Goal of the exercise:
Everything in the records below except the pictures must be written out exactly.

Material provided:
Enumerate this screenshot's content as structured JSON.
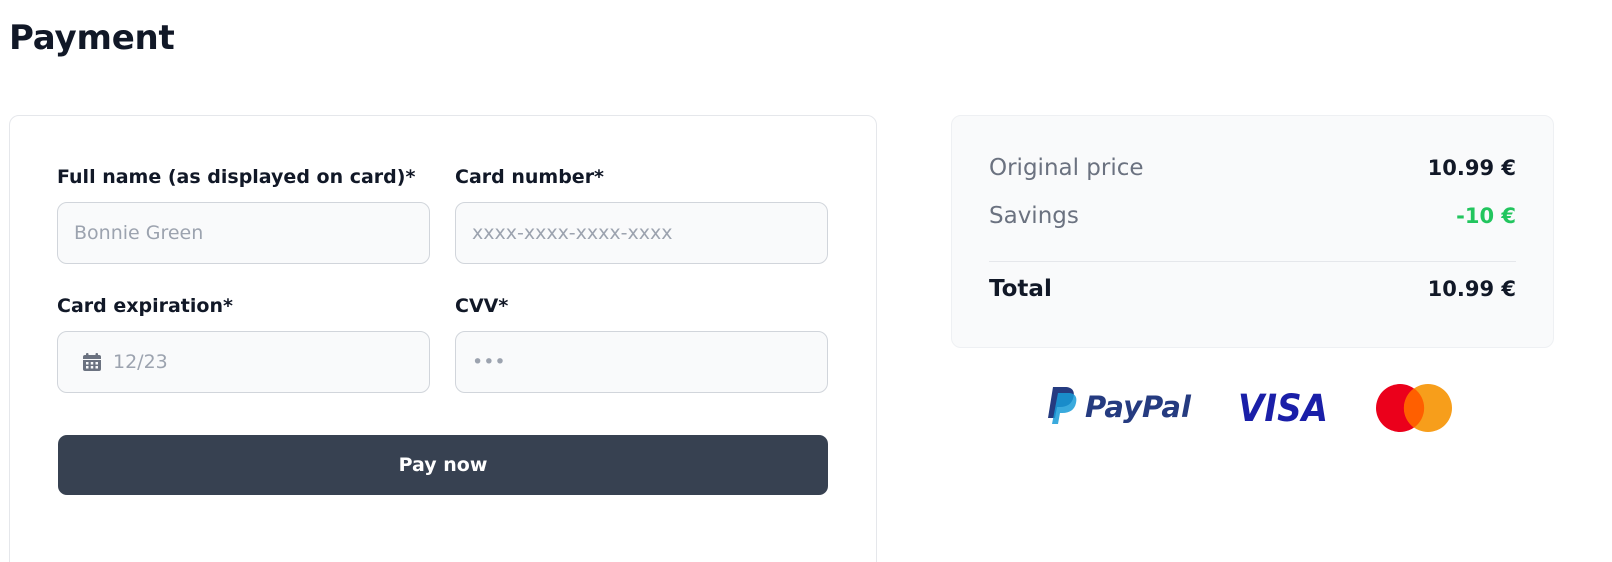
{
  "page": {
    "title": "Payment"
  },
  "form": {
    "full_name": {
      "label": "Full name (as displayed on card)*",
      "placeholder": "Bonnie Green",
      "value": ""
    },
    "card_number": {
      "label": "Card number*",
      "placeholder": "xxxx-xxxx-xxxx-xxxx",
      "value": ""
    },
    "card_expiration": {
      "label": "Card expiration*",
      "placeholder": "12/23",
      "value": "",
      "icon": "calendar-icon"
    },
    "cvv": {
      "label": "CVV*",
      "placeholder": "•••",
      "value": ""
    },
    "pay_button": "Pay now"
  },
  "summary": {
    "original_price_label": "Original price",
    "original_price_value": "10.99 €",
    "savings_label": "Savings",
    "savings_value": "-10 €",
    "total_label": "Total",
    "total_value": "10.99 €"
  },
  "logos": {
    "paypal": "PayPal",
    "visa": "VISA",
    "mastercard": "mastercard-logo"
  },
  "colors": {
    "button_bg": "#374151",
    "savings_green": "#22c55e",
    "paypal_dark": "#253b80",
    "paypal_light": "#179bd7",
    "visa_blue": "#1a1fa8",
    "mastercard_red": "#eb001b",
    "mastercard_orange": "#f79e1b"
  }
}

Response area:
Enumerate this screenshot's content as structured JSON.
{
  "page": {
    "title": "Payment"
  },
  "form": {
    "full_name": {
      "label": "Full name (as displayed on card)*",
      "placeholder": "Bonnie Green",
      "value": ""
    },
    "card_number": {
      "label": "Card number*",
      "placeholder": "xxxx-xxxx-xxxx-xxxx",
      "value": ""
    },
    "card_expiration": {
      "label": "Card expiration*",
      "placeholder": "12/23",
      "value": "",
      "icon": "calendar-icon"
    },
    "cvv": {
      "label": "CVV*",
      "placeholder": "•••",
      "value": ""
    },
    "pay_button": "Pay now"
  },
  "summary": {
    "original_price_label": "Original price",
    "original_price_value": "10.99 €",
    "savings_label": "Savings",
    "savings_value": "-10 €",
    "total_label": "Total",
    "total_value": "10.99 €"
  },
  "logos": {
    "paypal": "PayPal",
    "visa": "VISA",
    "mastercard": "mastercard-logo"
  },
  "colors": {
    "button_bg": "#374151",
    "savings_green": "#22c55e",
    "paypal_dark": "#253b80",
    "paypal_light": "#179bd7",
    "visa_blue": "#1a1fa8",
    "mastercard_red": "#eb001b",
    "mastercard_orange": "#f79e1b"
  }
}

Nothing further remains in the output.